My reply to a friend’s comment on Facebook made me think of how my husband and I share roles and responsibilities in our family’s preschool homeschool journey.
My friend had asked me if we enjoyed building the community form the Jepoy Dyip book series created by children’s book author and illustrator Jomike Tejido. The books feature different vehicle characters (Cora the Taxi, Victor the Tricycle, Chief Wang, Kuya Dong) and their adventures in Bayan ng Pag-Asa. Each book contains an activity board with instructions on how to build and make each character an actual toy kids can play with.
I suddenly wondered how serious and consistent we are in our designated tasks in our homeschooling. Tatay builds the toys. Nanay reads the storybooks.
Did I ever sit down with my husband and son to construct even a single structure of Bayan ng Pag-asa? Looking at my phone’s cameral roll, I was always present in their toy buildings sessions only to take snapshots of the finished products!
I am thankful for that question on my FB thread. It made me realize how unfair I have become in fulfilling our homeschooling goals. I kept on pushing my husband to get involved when it was me who kept on overplaying my role but limiting it to tasks I only know and enjoy doing.
I read books to my son because I also love reading. I organize our homeschool schedule because I love to plan and being organized. I am not good in playing with complex toys. In my mind, building and connecting railroad tracks, constructing wooden dump trucks and paper toys should be Tatay’s activities with our little boy.
In reality, my husband is silently refusing my self-imposed homeschooling roles. He goes beyond his assigned tasks and is willing to try new activities with our son and me.
I recalled how my husband would give in to my request, stop whatever he’s doing and listen to me as I share what I learned from the workshops I’ve attended. He would also say hat I am the better storyteller but will always give in to our little boy’s request to stop working and read to him his favorite bedtime stories.

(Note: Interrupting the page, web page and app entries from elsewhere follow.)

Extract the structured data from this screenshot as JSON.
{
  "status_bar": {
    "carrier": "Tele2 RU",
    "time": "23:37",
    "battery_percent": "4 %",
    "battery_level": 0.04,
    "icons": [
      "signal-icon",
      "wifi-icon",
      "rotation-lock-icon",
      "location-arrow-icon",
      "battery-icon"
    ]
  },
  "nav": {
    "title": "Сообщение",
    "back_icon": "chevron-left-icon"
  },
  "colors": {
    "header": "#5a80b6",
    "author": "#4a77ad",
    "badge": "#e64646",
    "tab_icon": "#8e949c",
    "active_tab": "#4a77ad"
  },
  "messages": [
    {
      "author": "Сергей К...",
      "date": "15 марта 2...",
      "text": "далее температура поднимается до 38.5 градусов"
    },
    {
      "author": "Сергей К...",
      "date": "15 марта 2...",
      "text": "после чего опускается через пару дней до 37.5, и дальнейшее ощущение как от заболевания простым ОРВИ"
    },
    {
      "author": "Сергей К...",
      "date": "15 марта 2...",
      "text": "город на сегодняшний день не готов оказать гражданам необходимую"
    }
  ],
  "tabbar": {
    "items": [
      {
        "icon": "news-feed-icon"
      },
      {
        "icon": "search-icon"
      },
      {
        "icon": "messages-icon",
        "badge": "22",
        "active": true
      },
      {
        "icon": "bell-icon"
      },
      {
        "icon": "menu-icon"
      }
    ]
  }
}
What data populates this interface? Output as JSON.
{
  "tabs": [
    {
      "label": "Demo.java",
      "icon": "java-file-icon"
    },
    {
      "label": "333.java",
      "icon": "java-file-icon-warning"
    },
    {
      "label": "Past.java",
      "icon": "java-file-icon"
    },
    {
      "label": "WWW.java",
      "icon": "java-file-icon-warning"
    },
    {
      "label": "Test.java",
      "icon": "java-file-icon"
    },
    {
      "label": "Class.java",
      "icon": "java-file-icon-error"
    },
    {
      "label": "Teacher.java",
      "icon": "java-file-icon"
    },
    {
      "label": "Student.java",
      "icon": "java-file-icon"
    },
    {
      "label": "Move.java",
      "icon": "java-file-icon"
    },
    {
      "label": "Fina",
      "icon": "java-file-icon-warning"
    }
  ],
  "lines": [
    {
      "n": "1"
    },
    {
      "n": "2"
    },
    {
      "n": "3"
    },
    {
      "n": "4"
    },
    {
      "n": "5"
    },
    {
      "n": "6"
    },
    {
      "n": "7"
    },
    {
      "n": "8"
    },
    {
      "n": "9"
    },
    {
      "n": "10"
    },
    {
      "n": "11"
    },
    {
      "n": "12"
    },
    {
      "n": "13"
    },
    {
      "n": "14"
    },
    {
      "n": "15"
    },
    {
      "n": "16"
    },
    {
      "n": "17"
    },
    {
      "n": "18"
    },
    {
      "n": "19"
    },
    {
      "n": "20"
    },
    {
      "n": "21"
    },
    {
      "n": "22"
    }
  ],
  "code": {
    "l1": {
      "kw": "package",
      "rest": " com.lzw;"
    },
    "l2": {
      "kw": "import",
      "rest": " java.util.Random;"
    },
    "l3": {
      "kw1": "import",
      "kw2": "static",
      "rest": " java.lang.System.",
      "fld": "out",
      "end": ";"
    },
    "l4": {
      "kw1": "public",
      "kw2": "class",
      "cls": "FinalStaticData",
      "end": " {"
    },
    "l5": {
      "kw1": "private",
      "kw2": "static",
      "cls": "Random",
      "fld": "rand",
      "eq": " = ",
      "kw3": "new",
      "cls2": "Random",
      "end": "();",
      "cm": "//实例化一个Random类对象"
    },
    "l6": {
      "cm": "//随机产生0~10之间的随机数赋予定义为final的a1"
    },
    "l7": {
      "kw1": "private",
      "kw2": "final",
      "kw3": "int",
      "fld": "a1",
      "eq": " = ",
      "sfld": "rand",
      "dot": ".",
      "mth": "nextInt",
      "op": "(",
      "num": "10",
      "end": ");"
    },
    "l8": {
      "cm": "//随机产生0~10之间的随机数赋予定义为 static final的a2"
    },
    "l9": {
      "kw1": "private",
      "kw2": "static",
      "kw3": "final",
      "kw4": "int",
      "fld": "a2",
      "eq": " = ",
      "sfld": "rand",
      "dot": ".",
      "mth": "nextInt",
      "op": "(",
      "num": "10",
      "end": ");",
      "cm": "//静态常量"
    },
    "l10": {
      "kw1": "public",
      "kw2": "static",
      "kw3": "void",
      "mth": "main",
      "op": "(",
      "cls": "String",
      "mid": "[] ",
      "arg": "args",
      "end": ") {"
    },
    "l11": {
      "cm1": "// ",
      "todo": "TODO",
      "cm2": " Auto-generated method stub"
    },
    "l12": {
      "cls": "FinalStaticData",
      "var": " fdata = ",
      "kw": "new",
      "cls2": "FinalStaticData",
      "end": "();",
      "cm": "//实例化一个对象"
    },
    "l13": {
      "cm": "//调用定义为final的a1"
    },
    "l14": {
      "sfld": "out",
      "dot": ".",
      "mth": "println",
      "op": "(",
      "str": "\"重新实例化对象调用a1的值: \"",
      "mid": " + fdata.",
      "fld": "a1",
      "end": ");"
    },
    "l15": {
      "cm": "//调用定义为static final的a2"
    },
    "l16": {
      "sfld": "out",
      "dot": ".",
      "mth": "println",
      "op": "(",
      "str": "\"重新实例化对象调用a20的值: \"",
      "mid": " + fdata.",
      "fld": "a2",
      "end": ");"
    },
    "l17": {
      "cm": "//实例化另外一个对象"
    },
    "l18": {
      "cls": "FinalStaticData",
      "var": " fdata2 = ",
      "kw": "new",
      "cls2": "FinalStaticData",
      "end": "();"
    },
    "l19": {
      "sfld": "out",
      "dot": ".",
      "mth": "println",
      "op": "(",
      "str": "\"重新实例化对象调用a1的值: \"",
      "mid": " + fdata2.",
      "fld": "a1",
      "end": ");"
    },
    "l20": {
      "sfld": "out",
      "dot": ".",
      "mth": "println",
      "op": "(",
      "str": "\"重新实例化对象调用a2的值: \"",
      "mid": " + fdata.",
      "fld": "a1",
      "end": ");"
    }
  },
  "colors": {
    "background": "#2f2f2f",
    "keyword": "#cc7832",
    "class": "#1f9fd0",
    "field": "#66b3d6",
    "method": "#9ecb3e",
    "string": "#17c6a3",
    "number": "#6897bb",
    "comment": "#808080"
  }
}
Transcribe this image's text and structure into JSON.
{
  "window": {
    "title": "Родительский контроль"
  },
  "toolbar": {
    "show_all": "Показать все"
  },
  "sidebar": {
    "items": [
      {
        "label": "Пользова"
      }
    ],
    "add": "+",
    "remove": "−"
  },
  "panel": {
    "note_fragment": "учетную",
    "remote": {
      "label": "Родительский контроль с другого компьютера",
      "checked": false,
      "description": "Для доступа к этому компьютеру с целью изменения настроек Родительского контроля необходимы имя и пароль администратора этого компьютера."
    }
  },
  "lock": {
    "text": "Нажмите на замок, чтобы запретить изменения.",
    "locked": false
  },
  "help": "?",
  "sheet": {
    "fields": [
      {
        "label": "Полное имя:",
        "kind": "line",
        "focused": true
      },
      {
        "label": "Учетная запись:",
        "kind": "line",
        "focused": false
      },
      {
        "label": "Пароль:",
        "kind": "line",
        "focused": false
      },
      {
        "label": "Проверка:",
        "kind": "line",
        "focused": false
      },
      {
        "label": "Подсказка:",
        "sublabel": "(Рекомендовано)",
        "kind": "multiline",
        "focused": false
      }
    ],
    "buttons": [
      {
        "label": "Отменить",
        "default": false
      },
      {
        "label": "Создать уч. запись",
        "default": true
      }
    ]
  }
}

There were times when he would engage me on issues that he is passionate about. Sometimes his questions intimidate me — but it feels good to know that he is interested and willing to be part of our important roles as our son’s first and best teachers.
It takes two to tango
Teaching our children is like dancing. We each have our own steps to perform but in order to gracefully dance together, we also need to know our partner’s own moves. We may find it difficult to groove the way our partner does but by constant practice and resolve to learn, we can perfectly move as one.
And I thank my dearest husband for showing me that as long as we are together, we can dance even the most difficult steps.
Tatay, thank you for encouraging me, not only by words but also through your actions, to experience the joy of discovering and exploring with our dearest son.
Now, I can’t wait for Jomike Tejido’s next book. It will be my turn to build the new characters in his Jepoy Dyip series.